**Exercise aim:** Set the entries below down again, please. Match them exactly.

**The data:**
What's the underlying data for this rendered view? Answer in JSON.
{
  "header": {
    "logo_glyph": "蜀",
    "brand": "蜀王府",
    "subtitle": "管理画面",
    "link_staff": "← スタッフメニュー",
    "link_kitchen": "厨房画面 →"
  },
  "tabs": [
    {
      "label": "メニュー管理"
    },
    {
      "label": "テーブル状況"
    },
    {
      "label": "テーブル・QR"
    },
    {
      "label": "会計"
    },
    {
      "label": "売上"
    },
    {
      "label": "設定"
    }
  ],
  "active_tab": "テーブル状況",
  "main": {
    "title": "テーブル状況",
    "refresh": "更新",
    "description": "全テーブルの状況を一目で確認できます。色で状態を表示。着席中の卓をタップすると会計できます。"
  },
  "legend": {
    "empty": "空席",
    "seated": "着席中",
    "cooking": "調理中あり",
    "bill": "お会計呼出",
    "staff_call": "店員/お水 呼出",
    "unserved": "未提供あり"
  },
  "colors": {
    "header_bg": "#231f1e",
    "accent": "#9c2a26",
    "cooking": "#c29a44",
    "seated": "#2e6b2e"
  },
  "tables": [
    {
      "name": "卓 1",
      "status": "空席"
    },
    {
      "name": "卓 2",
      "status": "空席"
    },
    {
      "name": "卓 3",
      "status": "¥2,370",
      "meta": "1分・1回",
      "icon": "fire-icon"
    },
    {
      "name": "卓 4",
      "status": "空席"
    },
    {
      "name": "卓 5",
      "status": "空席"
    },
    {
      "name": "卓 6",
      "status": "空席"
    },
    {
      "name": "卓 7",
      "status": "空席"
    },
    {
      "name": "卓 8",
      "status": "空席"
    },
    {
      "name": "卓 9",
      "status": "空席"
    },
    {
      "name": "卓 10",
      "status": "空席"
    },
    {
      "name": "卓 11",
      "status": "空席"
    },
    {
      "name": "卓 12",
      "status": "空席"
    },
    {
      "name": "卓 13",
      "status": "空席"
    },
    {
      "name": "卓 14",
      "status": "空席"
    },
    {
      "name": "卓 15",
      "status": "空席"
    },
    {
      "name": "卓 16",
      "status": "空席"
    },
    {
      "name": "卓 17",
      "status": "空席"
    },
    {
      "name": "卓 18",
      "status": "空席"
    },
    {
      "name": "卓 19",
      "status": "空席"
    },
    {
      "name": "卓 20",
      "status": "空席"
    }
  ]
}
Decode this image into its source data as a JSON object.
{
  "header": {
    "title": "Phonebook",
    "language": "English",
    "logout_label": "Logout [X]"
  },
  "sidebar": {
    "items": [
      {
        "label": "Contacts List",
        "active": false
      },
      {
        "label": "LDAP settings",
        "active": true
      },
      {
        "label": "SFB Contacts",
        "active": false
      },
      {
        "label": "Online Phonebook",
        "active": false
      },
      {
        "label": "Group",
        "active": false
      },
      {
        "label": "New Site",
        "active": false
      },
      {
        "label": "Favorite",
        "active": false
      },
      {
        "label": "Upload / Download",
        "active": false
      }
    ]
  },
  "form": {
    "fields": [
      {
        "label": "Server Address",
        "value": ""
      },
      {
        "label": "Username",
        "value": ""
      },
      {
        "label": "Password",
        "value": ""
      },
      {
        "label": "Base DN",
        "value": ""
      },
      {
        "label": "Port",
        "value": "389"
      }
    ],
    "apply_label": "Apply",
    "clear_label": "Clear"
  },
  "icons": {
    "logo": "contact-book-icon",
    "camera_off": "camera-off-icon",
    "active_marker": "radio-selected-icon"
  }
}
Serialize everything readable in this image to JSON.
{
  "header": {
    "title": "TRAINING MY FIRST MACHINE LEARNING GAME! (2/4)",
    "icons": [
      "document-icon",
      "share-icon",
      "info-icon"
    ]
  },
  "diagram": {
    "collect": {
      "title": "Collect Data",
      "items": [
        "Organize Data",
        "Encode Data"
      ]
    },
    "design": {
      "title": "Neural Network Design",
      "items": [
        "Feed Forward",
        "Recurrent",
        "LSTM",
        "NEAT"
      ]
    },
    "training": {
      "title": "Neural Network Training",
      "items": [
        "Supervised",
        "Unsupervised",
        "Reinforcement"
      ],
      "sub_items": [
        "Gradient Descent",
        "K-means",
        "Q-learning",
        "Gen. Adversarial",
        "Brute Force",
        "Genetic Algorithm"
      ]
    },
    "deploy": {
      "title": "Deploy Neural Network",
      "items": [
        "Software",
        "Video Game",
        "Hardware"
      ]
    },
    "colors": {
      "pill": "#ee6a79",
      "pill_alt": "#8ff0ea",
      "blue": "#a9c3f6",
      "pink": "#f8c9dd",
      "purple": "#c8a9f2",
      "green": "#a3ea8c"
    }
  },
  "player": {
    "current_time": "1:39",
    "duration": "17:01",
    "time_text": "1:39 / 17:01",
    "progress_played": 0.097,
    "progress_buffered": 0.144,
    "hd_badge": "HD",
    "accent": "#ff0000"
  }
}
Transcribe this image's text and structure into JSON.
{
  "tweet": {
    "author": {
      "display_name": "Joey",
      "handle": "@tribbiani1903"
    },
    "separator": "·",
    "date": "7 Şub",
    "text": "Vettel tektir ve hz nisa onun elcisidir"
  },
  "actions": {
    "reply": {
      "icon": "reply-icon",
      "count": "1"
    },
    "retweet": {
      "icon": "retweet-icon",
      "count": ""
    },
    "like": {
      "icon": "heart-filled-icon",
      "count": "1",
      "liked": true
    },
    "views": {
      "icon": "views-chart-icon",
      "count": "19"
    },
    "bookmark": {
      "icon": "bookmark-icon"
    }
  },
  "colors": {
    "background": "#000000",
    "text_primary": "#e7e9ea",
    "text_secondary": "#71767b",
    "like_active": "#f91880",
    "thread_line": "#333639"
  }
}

**Response:**
What's the underlying data for this rendered view? Answer in JSON.
{
  "header": {
    "logo_glyph": "蜀",
    "brand": "蜀王府",
    "subtitle": "管理画面",
    "link_staff": "← スタッフメニュー",
    "link_kitchen": "厨房画面 →"
  },
  "tabs": [
    {
      "label": "メニュー管理"
    },
    {
      "label": "テーブル状況"
    },
    {
      "label": "テーブル・QR"
    },
    {
      "label": "会計"
    },
    {
      "label": "売上"
    },
    {
      "label": "設定"
    }
  ],
  "active_tab": "テーブル状況",
  "main": {
    "title": "テーブル状況",
    "refresh": "更新",
    "description": "全テーブルの状況を一目で確認できます。色で状態を表示。着席中の卓をタップすると会計できます。"
  },
  "legend": {
    "empty": "空席",
    "seated": "着席中",
    "cooking": "調理中あり",
    "bill": "お会計呼出",
    "staff_call": "店員/お水 呼出",
    "unserved": "未提供あり"
  },
  "colors": {
    "header_bg": "#231f1e",
    "accent": "#9c2a26",
    "cooking": "#c29a44",
    "seated": "#2e6b2e"
  },
  "tables": [
    {
      "name": "卓 1",
      "status": "空席"
    },
    {
      "name": "卓 2",
      "status": "空席"
    },
    {
      "name": "卓 3",
      "status": "¥2,370",
      "meta": "1分・1回",
      "icon": "fire-icon"
    },
    {
      "name": "卓 4",
      "status": "空席"
    },
    {
      "name": "卓 5",
      "status": "空席"
    },
    {
      "name": "卓 6",
      "status": "空席"
    },
    {
      "name": "卓 7",
      "status": "空席"
    },
    {
      "name": "卓 8",
      "status": "空席"
    },
    {
      "name": "卓 9",
      "status": "空席"
    },
    {
      "name": "卓 10",
      "status": "空席"
    },
    {
      "name": "卓 11",
      "status": "空席"
    },
    {
      "name": "卓 12",
      "status": "空席"
    },
    {
      "name": "卓 13",
      "status": "空席"
    },
    {
      "name": "卓 14",
      "status": "空席"
    },
    {
      "name": "卓 15",
      "status": "空席"
    },
    {
      "name": "卓 16",
      "status": "空席"
    },
    {
      "name": "卓 17",
      "status": "空席"
    },
    {
      "name": "卓 18",
      "status": "空席"
    },
    {
      "name": "卓 19",
      "status": "空席"
    },
    {
      "name": "卓 20",
      "status": "空席"
    }
  ]
}
Decode this image into its source data as a JSON object.
{
  "header": {
    "title": "Phonebook",
    "language": "English",
    "logout_label": "Logout [X]"
  },
  "sidebar": {
    "items": [
      {
        "label": "Contacts List",
        "active": false
      },
      {
        "label": "LDAP settings",
        "active": true
      },
      {
        "label": "SFB Contacts",
        "active": false
      },
      {
        "label": "Online Phonebook",
        "active": false
      },
      {
        "label": "Group",
        "active": false
      },
      {
        "label": "New Site",
        "active": false
      },
      {
        "label": "Favorite",
        "active": false
      },
      {
        "label": "Upload / Download",
        "active": false
      }
    ]
  },
  "form": {
    "fields": [
      {
        "label": "Server Address",
        "value": ""
      },
      {
        "label": "Username",
        "value": ""
      },
      {
        "label": "Password",
        "value": ""
      },
      {
        "label": "Base DN",
        "value": ""
      },
      {
        "label": "Port",
        "value": "389"
      }
    ],
    "apply_label": "Apply",
    "clear_label": "Clear"
  },
  "icons": {
    "logo": "contact-book-icon",
    "camera_off": "camera-off-icon",
    "active_marker": "radio-selected-icon"
  }
}
Serialize everything readable in this image to JSON.
{
  "header": {
    "title": "TRAINING MY FIRST MACHINE LEARNING GAME! (2/4)",
    "icons": [
      "document-icon",
      "share-icon",
      "info-icon"
    ]
  },
  "diagram": {
    "collect": {
      "title": "Collect Data",
      "items": [
        "Organize Data",
        "Encode Data"
      ]
    },
    "design": {
      "title": "Neural Network Design",
      "items": [
        "Feed Forward",
        "Recurrent",
        "LSTM",
        "NEAT"
      ]
    },
    "training": {
      "title": "Neural Network Training",
      "items": [
        "Supervised",
        "Unsupervised",
        "Reinforcement"
      ],
      "sub_items": [
        "Gradient Descent",
        "K-means",
        "Q-learning",
        "Gen. Adversarial",
        "Brute Force",
        "Genetic Algorithm"
      ]
    },
    "deploy": {
      "title": "Deploy Neural Network",
      "items": [
        "Software",
        "Video Game",
        "Hardware"
      ]
    },
    "colors": {
      "pill": "#ee6a79",
      "pill_alt": "#8ff0ea",
      "blue": "#a9c3f6",
      "pink": "#f8c9dd",
      "purple": "#c8a9f2",
      "green": "#a3ea8c"
    }
  },
  "player": {
    "current_time": "1:39",
    "duration": "17:01",
    "time_text": "1:39 / 17:01",
    "progress_played": 0.097,
    "progress_buffered": 0.144,
    "hd_badge": "HD",
    "accent": "#ff0000"
  }
}
Transcribe this image's text and structure into JSON.
{
  "tweet": {
    "author": {
      "display_name": "Joey",
      "handle": "@tribbiani1903"
    },
    "separator": "·",
    "date": "7 Şub",
    "text": "Vettel tektir ve hz nisa onun elcisidir"
  },
  "actions": {
    "reply": {
      "icon": "reply-icon",
      "count": "1"
    },
    "retweet": {
      "icon": "retweet-icon",
      "count": ""
    },
    "like": {
      "icon": "heart-filled-icon",
      "count": "1",
      "liked": true
    },
    "views": {
      "icon": "views-chart-icon",
      "count": "19"
    },
    "bookmark": {
      "icon": "bookmark-icon"
    }
  },
  "colors": {
    "background": "#000000",
    "text_primary": "#e7e9ea",
    "text_secondary": "#71767b",
    "like_active": "#f91880",
    "thread_line": "#333639"
  }
}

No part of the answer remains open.